The stomach bacterium Helicobacter pylori, normally considered "bad" gut bacteria, may help control diabetes, Science Daily reports.
The bacterium is often related to gastric cancer, peptic ulcers and gastritis. "H. pylori is the dominant member of the gastric microbiota and infects about half of the world population. While H. pylori infection can be associated with severe disease, it helps control chronic inflammatory, allergic or autoimmune dieases," said Josep Bassaganya-Riera, director of the Nutritional Immunology and Molecular Medicine Laboratory and the Center for Modeling Immunity to Enteric Pathogens (MIEP) at Virginia Tech. "We demonstrated for the first time that gastric colonization with H. pylori exerts beneficial effects in mouse models of obesity and diabetes."
H. pylori is known to infect half of the world's population, although most do not develop symptoms. The bacterium's number are dropping in developed nations, in line with soaring diabetes rates. Our reliance (and overuse) of antibiotics in health and livestock feed may be destroying H. pylori and other "good" bacteria, and may explain the rise in obesity, allergies, inflammatory bowel disease and asthma.
The study used mice infected with two forms of H. pylori, as well as unaffected mice. Those affected with the less virulent strain of bacteria showed less insulin resistance than the other two groups.
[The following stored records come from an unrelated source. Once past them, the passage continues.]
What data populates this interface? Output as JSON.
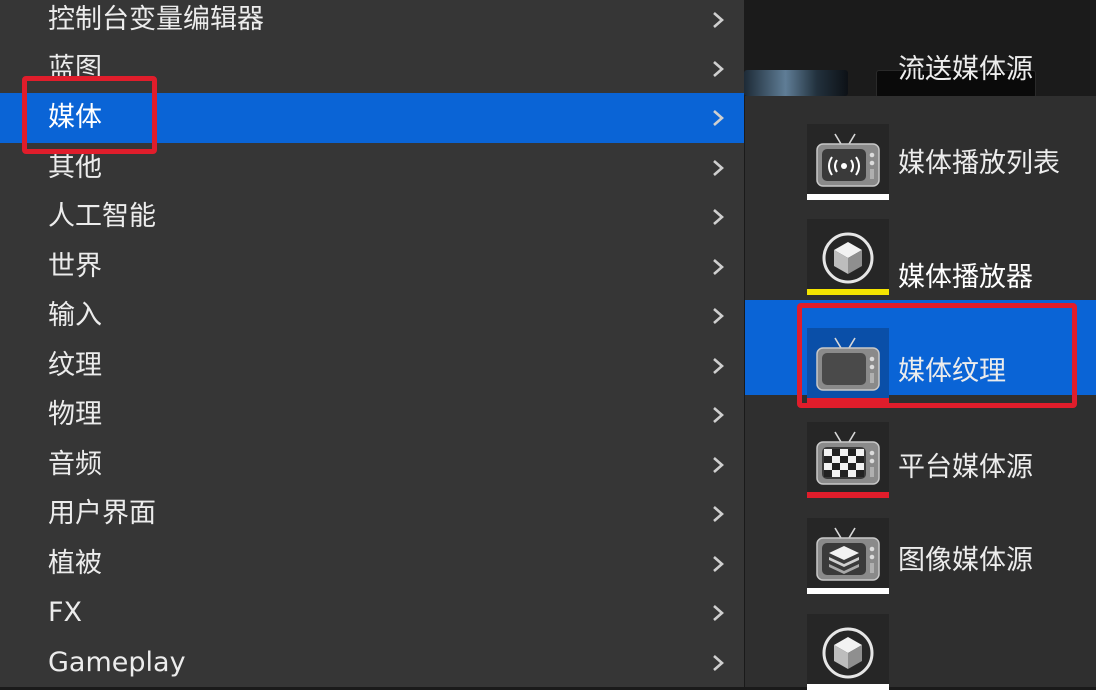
{
  "colors": {
    "menu_bg": "#363636",
    "submenu_bg": "#2f2f2f",
    "selection": "#0a64d6",
    "highlight": "#e01d2b",
    "text": "#ececec"
  },
  "left_menu": {
    "items": [
      {
        "label": "控制台变量编辑器",
        "icon": "chevron-right-icon"
      },
      {
        "label": "蓝图",
        "icon": "chevron-right-icon"
      },
      {
        "label": "媒体",
        "icon": "chevron-right-icon",
        "selected": true
      },
      {
        "label": "其他",
        "icon": "chevron-right-icon"
      },
      {
        "label": "人工智能",
        "icon": "chevron-right-icon"
      },
      {
        "label": "世界",
        "icon": "chevron-right-icon"
      },
      {
        "label": "输入",
        "icon": "chevron-right-icon"
      },
      {
        "label": "纹理",
        "icon": "chevron-right-icon"
      },
      {
        "label": "物理",
        "icon": "chevron-right-icon"
      },
      {
        "label": "音频",
        "icon": "chevron-right-icon"
      },
      {
        "label": "用户界面",
        "icon": "chevron-right-icon"
      },
      {
        "label": "植被",
        "icon": "chevron-right-icon"
      },
      {
        "label": "FX",
        "icon": "chevron-right-icon"
      },
      {
        "label": "Gameplay",
        "icon": "chevron-right-icon"
      }
    ]
  },
  "media_submenu": {
    "items": [
      {
        "label": "流送媒体源",
        "icon": "stream-tv-icon",
        "bar_color": "#ffffff"
      },
      {
        "label": "媒体播放列表",
        "icon": "cube-icon",
        "bar_color": "#f5e400"
      },
      {
        "label": "媒体播放器",
        "icon": "tv-icon",
        "bar_color": "#e01d2b",
        "selected": true
      },
      {
        "label": "媒体纹理",
        "icon": "checker-tv-icon",
        "bar_color": "#e01d2b"
      },
      {
        "label": "平台媒体源",
        "icon": "layers-tv-icon",
        "bar_color": "#ffffff"
      },
      {
        "label": "图像媒体源",
        "icon": "cube-icon",
        "bar_color": "#ffffff"
      }
    ]
  }
}
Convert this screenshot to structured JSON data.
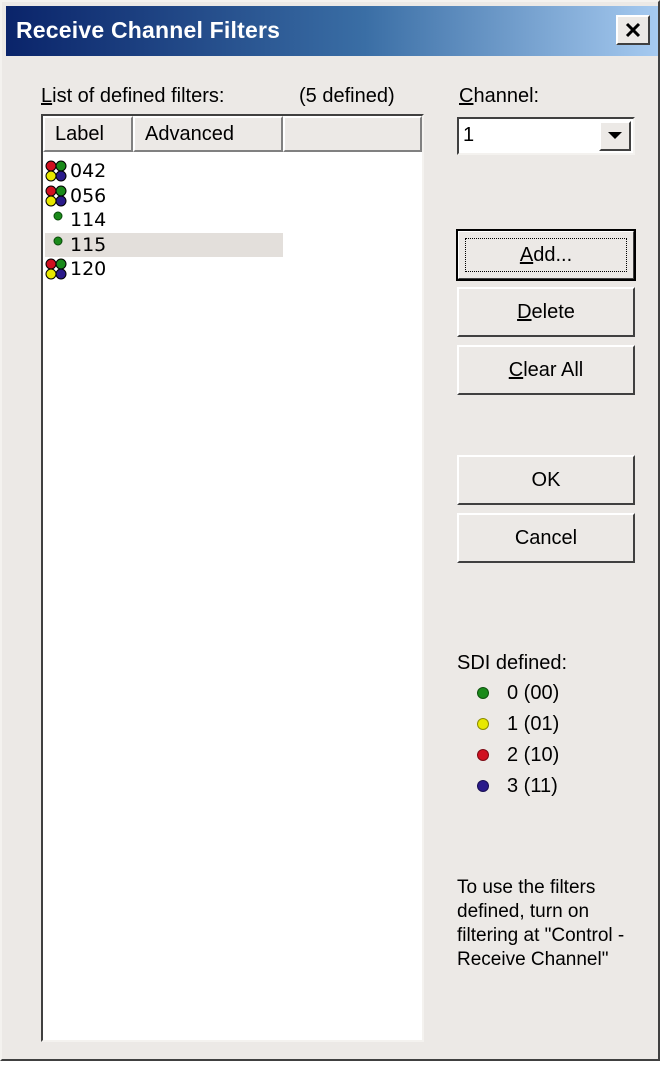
{
  "window": {
    "title": "Receive Channel Filters",
    "close_glyph": "✕"
  },
  "list": {
    "label_prefix": "L",
    "label_rest": "ist of defined filters:",
    "count_text": "(5 defined)",
    "columns": [
      "Label",
      "Advanced"
    ],
    "rows": [
      {
        "label": "042",
        "icon": "multi-sdi-icon",
        "selected": false
      },
      {
        "label": "056",
        "icon": "multi-sdi-icon",
        "selected": false
      },
      {
        "label": "114",
        "icon": "sdi-0-dot-icon",
        "selected": false
      },
      {
        "label": "115",
        "icon": "sdi-0-dot-icon",
        "selected": true
      },
      {
        "label": "120",
        "icon": "multi-sdi-icon",
        "selected": false
      }
    ]
  },
  "channel": {
    "label_prefix": "C",
    "label_rest": "hannel:",
    "value": "1"
  },
  "buttons": {
    "add": {
      "prefix": "A",
      "rest": "dd..."
    },
    "delete": {
      "prefix": "D",
      "rest": "elete"
    },
    "clear_all": {
      "prefix": "C",
      "rest": "lear All"
    },
    "ok": "OK",
    "cancel": "Cancel"
  },
  "sdi_legend": {
    "title": "SDI defined:",
    "items": [
      {
        "text": "0 (00)",
        "color": "#1a8a1a"
      },
      {
        "text": "1 (01)",
        "color": "#e8e800"
      },
      {
        "text": "2 (10)",
        "color": "#d01020"
      },
      {
        "text": "3 (11)",
        "color": "#2a1a8a"
      }
    ]
  },
  "note": "To use the filters defined, turn on filtering at \"Control - Receive Channel\"",
  "colors": {
    "title_start": "#0a246a",
    "title_end": "#a6caf0",
    "face": "#ece9e6",
    "selection": "#e3dfdb"
  }
}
The researchers say that whether the bacteria is harmful or helpful is dependent on H. pylori's genetic makeup's interaction with the host's immune response.
"The role of H. pylori as a pathogen does not provide an explanation as to why it has colonized the stomach of humans thousands of years. Our new findings suggest that H. pylori may provide important metabolic traits required to ameliorate diabetes that humans have no evolved on their own," said Bassaganya-Riera.